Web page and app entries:

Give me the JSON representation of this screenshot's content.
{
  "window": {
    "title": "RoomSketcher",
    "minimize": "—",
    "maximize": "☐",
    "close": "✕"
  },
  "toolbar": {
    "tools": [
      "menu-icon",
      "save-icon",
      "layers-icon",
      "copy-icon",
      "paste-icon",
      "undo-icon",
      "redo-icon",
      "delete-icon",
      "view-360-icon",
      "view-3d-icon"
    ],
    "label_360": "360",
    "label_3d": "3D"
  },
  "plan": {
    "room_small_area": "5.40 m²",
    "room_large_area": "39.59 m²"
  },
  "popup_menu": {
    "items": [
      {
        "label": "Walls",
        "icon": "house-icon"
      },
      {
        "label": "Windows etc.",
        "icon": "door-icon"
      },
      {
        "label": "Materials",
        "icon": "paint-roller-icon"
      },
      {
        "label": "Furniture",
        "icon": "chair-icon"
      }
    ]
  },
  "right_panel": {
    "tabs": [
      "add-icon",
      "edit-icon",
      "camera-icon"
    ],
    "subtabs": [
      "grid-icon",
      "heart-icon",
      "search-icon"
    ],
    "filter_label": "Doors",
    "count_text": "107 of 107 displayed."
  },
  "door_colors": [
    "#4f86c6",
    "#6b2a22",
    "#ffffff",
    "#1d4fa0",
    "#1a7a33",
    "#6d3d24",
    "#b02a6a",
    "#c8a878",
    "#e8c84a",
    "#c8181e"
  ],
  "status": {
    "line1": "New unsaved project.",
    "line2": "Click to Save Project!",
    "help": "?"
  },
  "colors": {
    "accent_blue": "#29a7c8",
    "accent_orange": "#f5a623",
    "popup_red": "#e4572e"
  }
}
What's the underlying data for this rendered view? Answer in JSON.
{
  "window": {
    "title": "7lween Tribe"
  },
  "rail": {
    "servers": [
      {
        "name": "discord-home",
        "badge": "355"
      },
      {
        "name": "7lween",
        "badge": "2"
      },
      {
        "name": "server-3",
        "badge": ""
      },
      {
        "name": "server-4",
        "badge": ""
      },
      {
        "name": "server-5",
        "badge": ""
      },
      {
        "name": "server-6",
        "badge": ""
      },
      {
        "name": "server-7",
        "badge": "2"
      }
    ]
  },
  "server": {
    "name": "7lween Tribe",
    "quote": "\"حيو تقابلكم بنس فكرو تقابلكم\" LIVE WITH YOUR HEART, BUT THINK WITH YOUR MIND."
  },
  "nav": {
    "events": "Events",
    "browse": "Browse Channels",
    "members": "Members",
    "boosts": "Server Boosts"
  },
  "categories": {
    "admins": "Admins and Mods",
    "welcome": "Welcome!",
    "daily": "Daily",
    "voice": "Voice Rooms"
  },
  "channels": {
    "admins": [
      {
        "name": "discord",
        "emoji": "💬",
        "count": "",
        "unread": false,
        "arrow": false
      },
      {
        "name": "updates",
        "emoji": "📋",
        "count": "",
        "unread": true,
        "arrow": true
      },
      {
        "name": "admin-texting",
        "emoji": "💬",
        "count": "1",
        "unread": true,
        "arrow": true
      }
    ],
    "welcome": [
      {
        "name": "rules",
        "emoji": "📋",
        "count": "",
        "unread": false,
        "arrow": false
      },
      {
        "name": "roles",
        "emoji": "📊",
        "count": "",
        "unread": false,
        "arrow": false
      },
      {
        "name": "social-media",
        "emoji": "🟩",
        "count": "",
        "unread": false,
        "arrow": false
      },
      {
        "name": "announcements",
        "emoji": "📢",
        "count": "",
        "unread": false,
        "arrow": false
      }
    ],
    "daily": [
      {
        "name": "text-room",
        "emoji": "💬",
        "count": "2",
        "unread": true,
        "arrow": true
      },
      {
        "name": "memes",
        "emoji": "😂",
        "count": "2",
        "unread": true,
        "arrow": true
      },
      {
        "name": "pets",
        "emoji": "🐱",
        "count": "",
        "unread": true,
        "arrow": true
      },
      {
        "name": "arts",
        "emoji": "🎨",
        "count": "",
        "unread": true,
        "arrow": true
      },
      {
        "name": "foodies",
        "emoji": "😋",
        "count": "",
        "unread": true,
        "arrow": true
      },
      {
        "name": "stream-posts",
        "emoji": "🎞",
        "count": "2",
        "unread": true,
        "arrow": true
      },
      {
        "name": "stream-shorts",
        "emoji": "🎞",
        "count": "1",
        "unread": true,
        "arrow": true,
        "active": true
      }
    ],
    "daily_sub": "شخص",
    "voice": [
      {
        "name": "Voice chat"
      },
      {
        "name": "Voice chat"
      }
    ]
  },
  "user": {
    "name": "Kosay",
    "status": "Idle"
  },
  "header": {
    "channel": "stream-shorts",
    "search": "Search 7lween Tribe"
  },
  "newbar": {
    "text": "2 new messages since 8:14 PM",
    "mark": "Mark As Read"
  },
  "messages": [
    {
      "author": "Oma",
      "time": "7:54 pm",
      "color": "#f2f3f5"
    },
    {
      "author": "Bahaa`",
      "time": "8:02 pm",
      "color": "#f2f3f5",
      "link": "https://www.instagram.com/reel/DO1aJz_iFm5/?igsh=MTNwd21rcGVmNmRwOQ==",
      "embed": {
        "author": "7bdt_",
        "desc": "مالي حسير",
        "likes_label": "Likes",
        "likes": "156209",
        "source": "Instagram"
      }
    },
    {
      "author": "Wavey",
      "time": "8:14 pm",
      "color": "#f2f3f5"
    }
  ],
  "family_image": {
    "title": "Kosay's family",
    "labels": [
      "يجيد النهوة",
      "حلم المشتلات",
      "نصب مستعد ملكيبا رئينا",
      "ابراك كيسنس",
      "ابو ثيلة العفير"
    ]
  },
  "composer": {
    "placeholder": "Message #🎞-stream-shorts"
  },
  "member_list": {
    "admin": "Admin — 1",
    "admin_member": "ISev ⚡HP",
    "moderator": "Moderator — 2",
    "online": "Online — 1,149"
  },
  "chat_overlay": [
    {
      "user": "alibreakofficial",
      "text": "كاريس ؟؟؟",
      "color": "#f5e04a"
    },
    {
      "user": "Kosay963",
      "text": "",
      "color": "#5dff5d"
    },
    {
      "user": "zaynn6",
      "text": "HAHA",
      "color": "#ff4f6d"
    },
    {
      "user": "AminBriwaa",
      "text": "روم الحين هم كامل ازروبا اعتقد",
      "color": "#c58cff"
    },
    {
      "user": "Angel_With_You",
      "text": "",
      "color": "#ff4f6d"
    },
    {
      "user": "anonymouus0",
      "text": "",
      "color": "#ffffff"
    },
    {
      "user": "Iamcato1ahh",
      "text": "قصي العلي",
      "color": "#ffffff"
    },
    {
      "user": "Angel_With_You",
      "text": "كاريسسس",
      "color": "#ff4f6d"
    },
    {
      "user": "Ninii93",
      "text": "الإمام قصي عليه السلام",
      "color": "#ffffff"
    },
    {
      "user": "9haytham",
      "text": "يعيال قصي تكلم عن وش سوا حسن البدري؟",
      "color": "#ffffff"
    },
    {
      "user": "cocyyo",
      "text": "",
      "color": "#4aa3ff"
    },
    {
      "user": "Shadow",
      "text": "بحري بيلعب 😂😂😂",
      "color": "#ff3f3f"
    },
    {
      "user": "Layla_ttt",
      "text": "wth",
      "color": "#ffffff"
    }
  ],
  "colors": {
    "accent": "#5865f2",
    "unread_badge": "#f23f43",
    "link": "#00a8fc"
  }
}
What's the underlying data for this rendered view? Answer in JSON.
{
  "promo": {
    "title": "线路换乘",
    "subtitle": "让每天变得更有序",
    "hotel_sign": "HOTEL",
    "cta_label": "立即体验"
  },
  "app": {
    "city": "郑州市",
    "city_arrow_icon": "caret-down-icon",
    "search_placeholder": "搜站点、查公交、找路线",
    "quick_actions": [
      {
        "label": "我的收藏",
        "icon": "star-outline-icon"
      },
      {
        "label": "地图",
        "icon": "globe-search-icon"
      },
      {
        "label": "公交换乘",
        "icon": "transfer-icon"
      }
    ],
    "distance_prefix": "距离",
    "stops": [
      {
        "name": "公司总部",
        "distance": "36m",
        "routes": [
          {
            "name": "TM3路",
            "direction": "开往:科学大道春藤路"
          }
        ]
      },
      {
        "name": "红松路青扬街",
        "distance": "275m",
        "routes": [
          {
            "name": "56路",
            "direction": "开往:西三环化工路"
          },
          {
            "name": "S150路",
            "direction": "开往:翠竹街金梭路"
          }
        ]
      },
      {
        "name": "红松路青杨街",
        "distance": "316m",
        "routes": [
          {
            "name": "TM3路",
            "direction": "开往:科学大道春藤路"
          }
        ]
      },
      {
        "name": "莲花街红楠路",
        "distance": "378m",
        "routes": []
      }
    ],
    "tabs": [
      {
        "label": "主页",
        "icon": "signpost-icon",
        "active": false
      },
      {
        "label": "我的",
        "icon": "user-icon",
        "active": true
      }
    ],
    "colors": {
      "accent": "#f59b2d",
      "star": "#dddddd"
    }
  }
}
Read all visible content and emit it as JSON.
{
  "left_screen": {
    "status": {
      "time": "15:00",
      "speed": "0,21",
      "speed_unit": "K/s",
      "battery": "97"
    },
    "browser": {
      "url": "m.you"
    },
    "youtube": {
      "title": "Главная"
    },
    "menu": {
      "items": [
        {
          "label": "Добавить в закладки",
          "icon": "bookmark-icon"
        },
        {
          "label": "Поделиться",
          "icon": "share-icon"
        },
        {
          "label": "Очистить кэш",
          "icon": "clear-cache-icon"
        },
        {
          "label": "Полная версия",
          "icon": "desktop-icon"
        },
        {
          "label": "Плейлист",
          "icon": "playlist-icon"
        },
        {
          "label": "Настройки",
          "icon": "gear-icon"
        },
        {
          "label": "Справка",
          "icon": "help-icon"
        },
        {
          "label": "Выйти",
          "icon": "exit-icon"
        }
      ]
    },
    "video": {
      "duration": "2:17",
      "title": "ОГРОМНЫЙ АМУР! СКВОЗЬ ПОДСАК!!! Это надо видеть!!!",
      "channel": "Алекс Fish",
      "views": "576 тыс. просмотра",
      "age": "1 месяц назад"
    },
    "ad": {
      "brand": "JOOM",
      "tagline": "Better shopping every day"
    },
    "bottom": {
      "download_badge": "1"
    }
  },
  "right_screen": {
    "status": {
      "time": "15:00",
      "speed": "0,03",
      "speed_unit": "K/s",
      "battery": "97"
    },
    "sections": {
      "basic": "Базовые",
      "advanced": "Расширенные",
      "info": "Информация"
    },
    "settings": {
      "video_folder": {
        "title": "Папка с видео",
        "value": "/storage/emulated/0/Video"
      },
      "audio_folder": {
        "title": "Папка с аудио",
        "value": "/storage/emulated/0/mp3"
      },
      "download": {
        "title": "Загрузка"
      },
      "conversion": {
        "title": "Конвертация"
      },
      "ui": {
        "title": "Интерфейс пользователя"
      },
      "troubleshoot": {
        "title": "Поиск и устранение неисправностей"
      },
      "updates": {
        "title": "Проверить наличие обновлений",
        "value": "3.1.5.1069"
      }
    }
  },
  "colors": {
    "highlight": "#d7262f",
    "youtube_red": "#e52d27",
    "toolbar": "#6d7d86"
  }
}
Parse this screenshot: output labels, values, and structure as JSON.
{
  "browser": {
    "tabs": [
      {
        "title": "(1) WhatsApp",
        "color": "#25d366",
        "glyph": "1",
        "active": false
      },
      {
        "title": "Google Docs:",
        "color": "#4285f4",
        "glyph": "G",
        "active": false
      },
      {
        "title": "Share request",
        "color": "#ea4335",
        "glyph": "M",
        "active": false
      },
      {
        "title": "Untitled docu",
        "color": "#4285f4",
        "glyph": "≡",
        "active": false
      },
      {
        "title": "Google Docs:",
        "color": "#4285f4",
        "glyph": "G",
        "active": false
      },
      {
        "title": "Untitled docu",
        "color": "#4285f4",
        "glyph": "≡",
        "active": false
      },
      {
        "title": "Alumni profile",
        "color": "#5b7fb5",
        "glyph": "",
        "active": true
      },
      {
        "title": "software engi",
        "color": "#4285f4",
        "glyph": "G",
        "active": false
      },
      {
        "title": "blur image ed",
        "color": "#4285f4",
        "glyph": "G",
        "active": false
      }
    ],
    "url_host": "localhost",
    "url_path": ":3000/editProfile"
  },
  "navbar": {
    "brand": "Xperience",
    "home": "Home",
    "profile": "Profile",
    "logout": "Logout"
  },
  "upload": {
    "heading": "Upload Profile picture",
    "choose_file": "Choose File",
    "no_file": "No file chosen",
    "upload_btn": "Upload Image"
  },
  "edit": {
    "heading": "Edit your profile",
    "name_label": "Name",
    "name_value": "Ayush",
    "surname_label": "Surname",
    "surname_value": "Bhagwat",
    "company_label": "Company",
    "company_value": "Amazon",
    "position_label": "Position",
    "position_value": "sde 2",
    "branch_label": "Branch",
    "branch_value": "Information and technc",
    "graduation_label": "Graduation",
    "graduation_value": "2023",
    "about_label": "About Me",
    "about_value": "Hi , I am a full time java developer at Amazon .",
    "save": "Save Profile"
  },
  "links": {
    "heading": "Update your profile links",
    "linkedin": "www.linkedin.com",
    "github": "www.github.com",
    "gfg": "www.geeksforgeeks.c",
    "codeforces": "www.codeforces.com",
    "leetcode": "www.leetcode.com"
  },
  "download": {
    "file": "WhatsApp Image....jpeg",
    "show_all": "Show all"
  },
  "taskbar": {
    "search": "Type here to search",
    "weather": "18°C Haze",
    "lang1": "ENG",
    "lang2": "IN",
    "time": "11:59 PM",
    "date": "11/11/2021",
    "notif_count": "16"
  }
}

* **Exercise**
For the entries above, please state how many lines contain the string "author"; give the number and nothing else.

* **Solution below**
4